#### What is needed:
Below are records with pictures in them; print them exactly, omitting the pictures.

#### Dataset rows for apps and sites:
####################

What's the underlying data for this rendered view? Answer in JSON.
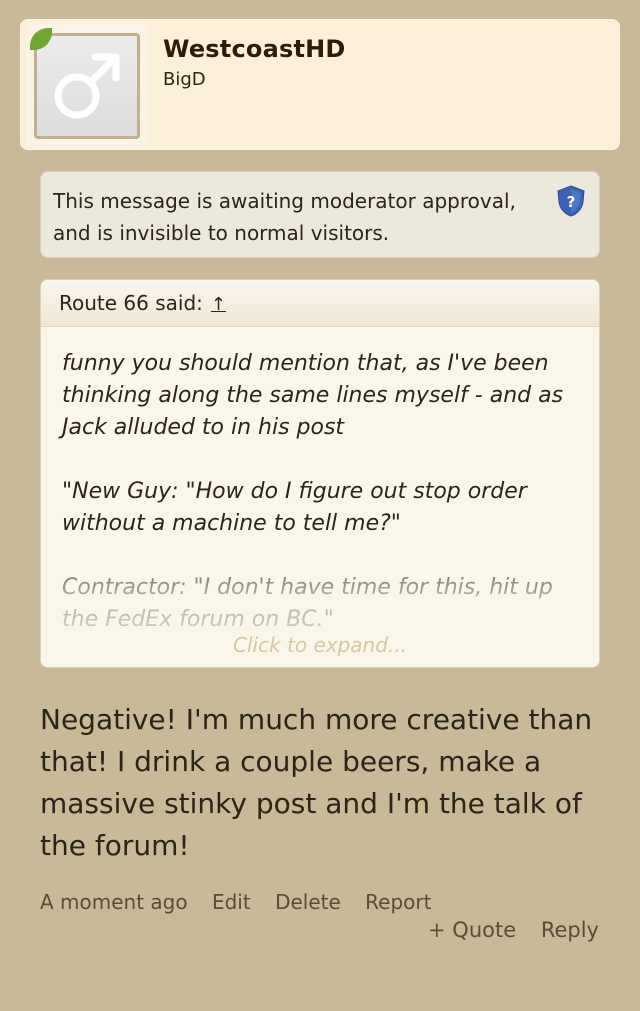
{
  "user": {
    "name": "WestcoastHD",
    "title": "BigD",
    "status_color": "#6fa533"
  },
  "moderation": {
    "notice": "This message is awaiting moderator approval, and is invisible to normal visitors.",
    "icon": "shield-question-icon"
  },
  "quote": {
    "attribution": "Route 66 said:",
    "jump_glyph": "↑",
    "paragraphs": [
      "funny you should mention that, as I've been thinking along the same lines myself - and as Jack alluded to in his post",
      "\"New Guy: \"How do I figure out stop order without a machine to tell me?\"",
      "Contractor: \"I don't have time for this, hit up the FedEx forum on BC.\""
    ],
    "expand_label": "Click to expand..."
  },
  "message": {
    "text": "Negative! I'm much more creative than that! I drink a couple beers, make a massive stinky post and I'm the talk of the forum!"
  },
  "footer": {
    "timestamp": "A moment ago",
    "edit_label": "Edit",
    "delete_label": "Delete",
    "report_label": "Report",
    "quote_label": "+ Quote",
    "reply_label": "Reply"
  }
}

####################

#### Solution:
What's the underlying data for this rendered view? Answer in JSON.
{
  "user": {
    "name": "WestcoastHD",
    "title": "BigD",
    "status_color": "#6fa533"
  },
  "moderation": {
    "notice": "This message is awaiting moderator approval, and is invisible to normal visitors.",
    "icon": "shield-question-icon"
  },
  "quote": {
    "attribution": "Route 66 said:",
    "jump_glyph": "↑",
    "paragraphs": [
      "funny you should mention that, as I've been thinking along the same lines myself - and as Jack alluded to in his post",
      "\"New Guy: \"How do I figure out stop order without a machine to tell me?\"",
      "Contractor: \"I don't have time for this, hit up the FedEx forum on BC.\""
    ],
    "expand_label": "Click to expand..."
  },
  "message": {
    "text": "Negative! I'm much more creative than that! I drink a couple beers, make a massive stinky post and I'm the talk of the forum!"
  },
  "footer": {
    "timestamp": "A moment ago",
    "edit_label": "Edit",
    "delete_label": "Delete",
    "report_label": "Report",
    "quote_label": "+ Quote",
    "reply_label": "Reply"
  }
}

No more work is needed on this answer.